=== Begin Enclosure ===

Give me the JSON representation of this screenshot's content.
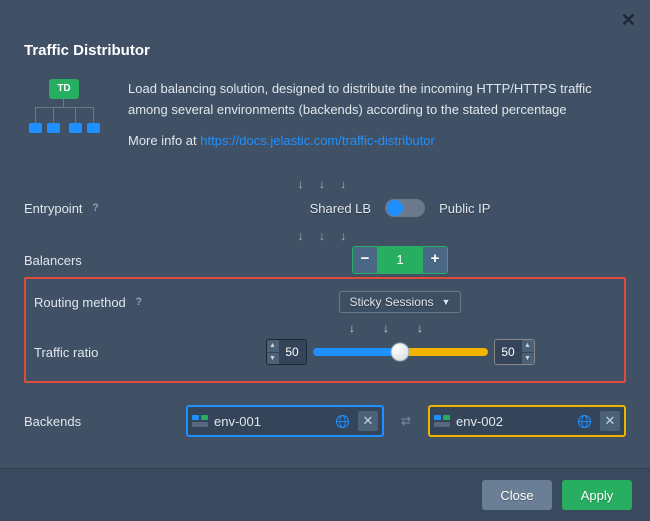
{
  "title": "Traffic Distributor",
  "icon_label": "TD",
  "description": {
    "text": "Load balancing solution, designed to distribute the incoming HTTP/HTTPS traffic among several environments (backends) according to the stated percentage",
    "more_prefix": "More info at ",
    "more_link": "https://docs.jelastic.com/traffic-distributor"
  },
  "entrypoint": {
    "label": "Entrypoint",
    "option_left": "Shared LB",
    "option_right": "Public IP"
  },
  "balancers": {
    "label": "Balancers",
    "value": "1"
  },
  "routing": {
    "label": "Routing method",
    "value": "Sticky Sessions"
  },
  "ratio": {
    "label": "Traffic ratio",
    "left": "50",
    "right": "50",
    "percent_left": 50
  },
  "backends": {
    "label": "Backends",
    "left": "env-001",
    "right": "env-002"
  },
  "buttons": {
    "close": "Close",
    "apply": "Apply"
  }
}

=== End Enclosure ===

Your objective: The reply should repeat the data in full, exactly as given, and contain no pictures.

Output of the task:
Give me the JSON representation of this screenshot's content.
{
  "title": "Traffic Distributor",
  "icon_label": "TD",
  "description": {
    "text": "Load balancing solution, designed to distribute the incoming HTTP/HTTPS traffic among several environments (backends) according to the stated percentage",
    "more_prefix": "More info at ",
    "more_link": "https://docs.jelastic.com/traffic-distributor"
  },
  "entrypoint": {
    "label": "Entrypoint",
    "option_left": "Shared LB",
    "option_right": "Public IP"
  },
  "balancers": {
    "label": "Balancers",
    "value": "1"
  },
  "routing": {
    "label": "Routing method",
    "value": "Sticky Sessions"
  },
  "ratio": {
    "label": "Traffic ratio",
    "left": "50",
    "right": "50",
    "percent_left": 50
  },
  "backends": {
    "label": "Backends",
    "left": "env-001",
    "right": "env-002"
  },
  "buttons": {
    "close": "Close",
    "apply": "Apply"
  }
}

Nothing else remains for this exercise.